COM 597 12175
Schedule: T 9:30-12:20
This course, designed for graduate students from any discipline, will examine how to effectively communicate science at both conceptual and practical levels.
We'll examine the rise of the science blogosphere and the sometimes antagonistic relationship science bloggers often have with the mainstream media and non-scientists. We'll use the debate over climate change as one case study, looking deeper at why scientists lost this communication battle early on and what they can do better now. We'll examine celebrity scientist/authors such as Neil degrasse Tyson and Jared Diamond and what they may sacrifice in terms of scientific and journalistic integrity. We'll look at the variety of roles scientists can play in shaping public policy and analyze how scientists are viewed, often unfairly, in the media and popular film. The class is run in a seminar format with some break-out sessions.
The class will include practical training, coaching, role-playing and short writing exercises so students become more comfortable speaking about their research, and science topics in general, to a variety of audiences including the public, politicians and the press. All students will learn techniques for giving a better scientific or public talk and will give a talk in class for critique.
There will be two tracks of assignments in the course -- one for those on an academic track that are looking to learn ways to better communicate their future research to their colleagues and an assignment track for those more interested in communicating broader issues, becoming science writers or exhibit developers or speaking to the general public. Students will be required to co-lead one class discussion and also help critique the communication skills of others taking the class.
The workloads and readings are not onerous and should compliment, rather than detract from the time you require for your research or dissertation. The instructor is happy to answer any questions from potential students or their advisors and can be reached at firstname.lastname@example.org.
This course will be taught by Usha Lee McFarling, currently an artist-in-residence in the Department of Communication. McFarling is a Pulitzer prize winning journalist who has worked for the Los Angeles Times, Boston Globe and Knight Ridder covering a variety of fields ranging from climate, earth science and astrophysics to nutrition and psychology.
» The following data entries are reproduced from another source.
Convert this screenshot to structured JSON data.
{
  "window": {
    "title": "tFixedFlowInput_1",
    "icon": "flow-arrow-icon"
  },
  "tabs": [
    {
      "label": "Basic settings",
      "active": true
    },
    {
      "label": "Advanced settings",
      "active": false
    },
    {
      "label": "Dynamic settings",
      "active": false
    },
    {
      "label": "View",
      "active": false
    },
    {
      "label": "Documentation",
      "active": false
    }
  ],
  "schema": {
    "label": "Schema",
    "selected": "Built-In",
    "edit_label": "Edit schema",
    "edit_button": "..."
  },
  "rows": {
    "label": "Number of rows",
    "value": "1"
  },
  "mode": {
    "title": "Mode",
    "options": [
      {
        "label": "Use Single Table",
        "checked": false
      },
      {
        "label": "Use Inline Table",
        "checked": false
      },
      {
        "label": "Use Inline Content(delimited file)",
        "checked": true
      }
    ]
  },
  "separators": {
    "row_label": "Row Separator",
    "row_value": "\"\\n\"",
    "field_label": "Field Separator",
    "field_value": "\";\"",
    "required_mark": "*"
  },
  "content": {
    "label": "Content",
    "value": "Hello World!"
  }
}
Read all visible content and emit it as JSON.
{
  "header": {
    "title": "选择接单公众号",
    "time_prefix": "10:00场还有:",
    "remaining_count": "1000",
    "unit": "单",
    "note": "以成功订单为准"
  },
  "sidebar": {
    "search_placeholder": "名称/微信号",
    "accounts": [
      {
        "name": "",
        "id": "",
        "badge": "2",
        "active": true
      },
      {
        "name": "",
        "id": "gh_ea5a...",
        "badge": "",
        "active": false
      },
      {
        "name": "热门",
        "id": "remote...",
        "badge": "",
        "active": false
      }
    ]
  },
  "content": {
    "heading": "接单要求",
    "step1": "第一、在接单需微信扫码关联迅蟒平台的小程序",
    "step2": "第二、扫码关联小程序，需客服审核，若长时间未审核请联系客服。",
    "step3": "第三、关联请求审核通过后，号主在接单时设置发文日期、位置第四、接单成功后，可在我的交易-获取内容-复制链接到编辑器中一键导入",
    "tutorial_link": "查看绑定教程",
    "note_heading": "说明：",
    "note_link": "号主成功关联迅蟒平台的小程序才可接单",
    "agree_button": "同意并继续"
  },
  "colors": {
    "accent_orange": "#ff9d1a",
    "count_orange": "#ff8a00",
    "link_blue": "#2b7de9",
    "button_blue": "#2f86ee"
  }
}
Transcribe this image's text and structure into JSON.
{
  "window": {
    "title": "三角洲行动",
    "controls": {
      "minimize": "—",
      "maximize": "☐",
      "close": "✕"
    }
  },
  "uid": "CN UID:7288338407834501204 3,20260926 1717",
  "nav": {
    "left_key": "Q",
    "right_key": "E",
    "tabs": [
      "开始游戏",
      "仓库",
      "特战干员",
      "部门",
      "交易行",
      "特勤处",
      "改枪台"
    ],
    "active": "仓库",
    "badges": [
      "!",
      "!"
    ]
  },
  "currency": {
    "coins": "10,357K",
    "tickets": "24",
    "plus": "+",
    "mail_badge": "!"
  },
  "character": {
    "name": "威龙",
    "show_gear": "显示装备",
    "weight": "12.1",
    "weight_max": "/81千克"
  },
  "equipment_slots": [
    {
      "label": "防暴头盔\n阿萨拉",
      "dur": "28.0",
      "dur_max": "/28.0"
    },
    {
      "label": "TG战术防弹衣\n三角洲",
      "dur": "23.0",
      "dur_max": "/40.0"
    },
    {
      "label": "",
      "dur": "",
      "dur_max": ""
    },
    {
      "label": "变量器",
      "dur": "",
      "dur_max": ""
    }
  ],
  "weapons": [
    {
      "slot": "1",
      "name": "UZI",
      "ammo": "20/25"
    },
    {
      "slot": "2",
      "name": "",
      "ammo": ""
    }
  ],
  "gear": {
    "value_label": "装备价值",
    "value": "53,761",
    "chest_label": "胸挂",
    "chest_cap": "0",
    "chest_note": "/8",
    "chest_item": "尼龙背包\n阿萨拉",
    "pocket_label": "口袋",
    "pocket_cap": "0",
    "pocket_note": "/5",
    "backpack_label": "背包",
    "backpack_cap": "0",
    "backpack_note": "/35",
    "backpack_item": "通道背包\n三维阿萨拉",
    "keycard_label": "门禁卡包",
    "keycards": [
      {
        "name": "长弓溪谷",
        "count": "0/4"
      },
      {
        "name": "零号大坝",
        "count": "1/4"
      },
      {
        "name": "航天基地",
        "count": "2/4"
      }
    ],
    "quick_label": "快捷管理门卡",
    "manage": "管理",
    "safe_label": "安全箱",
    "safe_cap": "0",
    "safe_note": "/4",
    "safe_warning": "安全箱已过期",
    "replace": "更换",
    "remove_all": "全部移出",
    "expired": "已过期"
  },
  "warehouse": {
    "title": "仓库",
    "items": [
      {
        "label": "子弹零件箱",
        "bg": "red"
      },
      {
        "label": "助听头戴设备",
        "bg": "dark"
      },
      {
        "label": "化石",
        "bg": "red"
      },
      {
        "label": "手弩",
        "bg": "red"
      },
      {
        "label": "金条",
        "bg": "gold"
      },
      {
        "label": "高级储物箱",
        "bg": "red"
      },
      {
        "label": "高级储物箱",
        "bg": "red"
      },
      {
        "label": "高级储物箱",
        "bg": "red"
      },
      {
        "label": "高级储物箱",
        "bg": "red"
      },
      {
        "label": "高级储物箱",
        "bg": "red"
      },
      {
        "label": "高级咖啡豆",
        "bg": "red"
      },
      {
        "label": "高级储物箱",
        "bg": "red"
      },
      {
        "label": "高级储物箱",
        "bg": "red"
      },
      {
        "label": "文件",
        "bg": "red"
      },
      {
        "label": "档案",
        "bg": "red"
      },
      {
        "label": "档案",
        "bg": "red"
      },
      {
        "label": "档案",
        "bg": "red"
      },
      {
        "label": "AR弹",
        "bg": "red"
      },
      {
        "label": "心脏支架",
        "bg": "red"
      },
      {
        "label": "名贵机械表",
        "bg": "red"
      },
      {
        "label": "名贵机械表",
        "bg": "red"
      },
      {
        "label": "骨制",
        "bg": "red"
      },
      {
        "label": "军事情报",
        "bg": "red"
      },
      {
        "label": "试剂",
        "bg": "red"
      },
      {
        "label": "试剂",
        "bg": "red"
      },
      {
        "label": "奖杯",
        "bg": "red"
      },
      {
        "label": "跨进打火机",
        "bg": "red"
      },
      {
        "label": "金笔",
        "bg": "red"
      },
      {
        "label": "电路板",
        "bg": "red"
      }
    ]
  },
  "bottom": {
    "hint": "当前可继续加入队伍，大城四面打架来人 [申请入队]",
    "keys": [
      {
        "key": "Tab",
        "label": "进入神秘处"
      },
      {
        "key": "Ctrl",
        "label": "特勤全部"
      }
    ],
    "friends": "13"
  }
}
She is also trained as a scientist, with undergraduate and graduate degrees in biology.
The course is 5 credits and will be graded.
The course size is capped at 18 students, so please enroll early if you are interested.
This course may be used to satisfy the Graduate Certificate in Climate Science Communication Seminar requirement.